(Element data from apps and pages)
=== Section Start ===

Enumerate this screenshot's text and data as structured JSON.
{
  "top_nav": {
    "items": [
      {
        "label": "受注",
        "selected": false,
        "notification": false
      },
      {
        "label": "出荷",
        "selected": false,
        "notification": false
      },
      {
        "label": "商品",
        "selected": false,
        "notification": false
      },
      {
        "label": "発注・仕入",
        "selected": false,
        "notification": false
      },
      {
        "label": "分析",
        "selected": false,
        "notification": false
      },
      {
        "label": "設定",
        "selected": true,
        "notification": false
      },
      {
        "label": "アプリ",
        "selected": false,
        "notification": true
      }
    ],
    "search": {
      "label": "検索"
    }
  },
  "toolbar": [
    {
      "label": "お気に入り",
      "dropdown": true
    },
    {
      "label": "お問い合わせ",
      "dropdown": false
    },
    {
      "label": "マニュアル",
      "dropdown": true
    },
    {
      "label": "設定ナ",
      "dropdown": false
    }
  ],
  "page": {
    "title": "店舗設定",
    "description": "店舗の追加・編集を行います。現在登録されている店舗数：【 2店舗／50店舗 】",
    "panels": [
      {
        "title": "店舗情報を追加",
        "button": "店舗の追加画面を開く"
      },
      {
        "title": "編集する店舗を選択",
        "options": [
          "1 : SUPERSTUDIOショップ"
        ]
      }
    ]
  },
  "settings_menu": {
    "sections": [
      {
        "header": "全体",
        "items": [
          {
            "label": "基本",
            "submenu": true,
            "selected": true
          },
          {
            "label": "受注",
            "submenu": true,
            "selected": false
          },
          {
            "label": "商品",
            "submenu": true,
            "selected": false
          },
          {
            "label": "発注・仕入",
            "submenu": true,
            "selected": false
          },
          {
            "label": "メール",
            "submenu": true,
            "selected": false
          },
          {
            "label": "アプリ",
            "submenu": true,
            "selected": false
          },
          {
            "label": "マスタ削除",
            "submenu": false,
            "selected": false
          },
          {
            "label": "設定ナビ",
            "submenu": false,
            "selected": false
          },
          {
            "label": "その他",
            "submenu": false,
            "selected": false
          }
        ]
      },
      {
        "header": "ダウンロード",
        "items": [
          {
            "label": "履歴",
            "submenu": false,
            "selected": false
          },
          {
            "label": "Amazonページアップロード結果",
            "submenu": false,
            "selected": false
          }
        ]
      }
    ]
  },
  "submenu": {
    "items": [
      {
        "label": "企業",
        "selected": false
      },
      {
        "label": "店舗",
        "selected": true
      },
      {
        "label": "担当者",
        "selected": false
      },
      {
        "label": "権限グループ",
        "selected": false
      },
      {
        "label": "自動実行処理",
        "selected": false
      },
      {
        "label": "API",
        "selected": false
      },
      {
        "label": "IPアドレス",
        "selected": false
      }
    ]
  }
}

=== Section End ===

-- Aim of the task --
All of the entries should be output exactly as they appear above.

-- Expected answer --
Enumerate this screenshot's text and data as structured JSON.
{
  "top_nav": {
    "items": [
      {
        "label": "受注",
        "selected": false,
        "notification": false
      },
      {
        "label": "出荷",
        "selected": false,
        "notification": false
      },
      {
        "label": "商品",
        "selected": false,
        "notification": false
      },
      {
        "label": "発注・仕入",
        "selected": false,
        "notification": false
      },
      {
        "label": "分析",
        "selected": false,
        "notification": false
      },
      {
        "label": "設定",
        "selected": true,
        "notification": false
      },
      {
        "label": "アプリ",
        "selected": false,
        "notification": true
      }
    ],
    "search": {
      "label": "検索"
    }
  },
  "toolbar": [
    {
      "label": "お気に入り",
      "dropdown": true
    },
    {
      "label": "お問い合わせ",
      "dropdown": false
    },
    {
      "label": "マニュアル",
      "dropdown": true
    },
    {
      "label": "設定ナ",
      "dropdown": false
    }
  ],
  "page": {
    "title": "店舗設定",
    "description": "店舗の追加・編集を行います。現在登録されている店舗数：【 2店舗／50店舗 】",
    "panels": [
      {
        "title": "店舗情報を追加",
        "button": "店舗の追加画面を開く"
      },
      {
        "title": "編集する店舗を選択",
        "options": [
          "1 : SUPERSTUDIOショップ"
        ]
      }
    ]
  },
  "settings_menu": {
    "sections": [
      {
        "header": "全体",
        "items": [
          {
            "label": "基本",
            "submenu": true,
            "selected": true
          },
          {
            "label": "受注",
            "submenu": true,
            "selected": false
          },
          {
            "label": "商品",
            "submenu": true,
            "selected": false
          },
          {
            "label": "発注・仕入",
            "submenu": true,
            "selected": false
          },
          {
            "label": "メール",
            "submenu": true,
            "selected": false
          },
          {
            "label": "アプリ",
            "submenu": true,
            "selected": false
          },
          {
            "label": "マスタ削除",
            "submenu": false,
            "selected": false
          },
          {
            "label": "設定ナビ",
            "submenu": false,
            "selected": false
          },
          {
            "label": "その他",
            "submenu": false,
            "selected": false
          }
        ]
      },
      {
        "header": "ダウンロード",
        "items": [
          {
            "label": "履歴",
            "submenu": false,
            "selected": false
          },
          {
            "label": "Amazonページアップロード結果",
            "submenu": false,
            "selected": false
          }
        ]
      }
    ]
  },
  "submenu": {
    "items": [
      {
        "label": "企業",
        "selected": false
      },
      {
        "label": "店舗",
        "selected": true
      },
      {
        "label": "担当者",
        "selected": false
      },
      {
        "label": "権限グループ",
        "selected": false
      },
      {
        "label": "自動実行処理",
        "selected": false
      },
      {
        "label": "API",
        "selected": false
      },
      {
        "label": "IPアドレス",
        "selected": false
      }
    ]
  }
}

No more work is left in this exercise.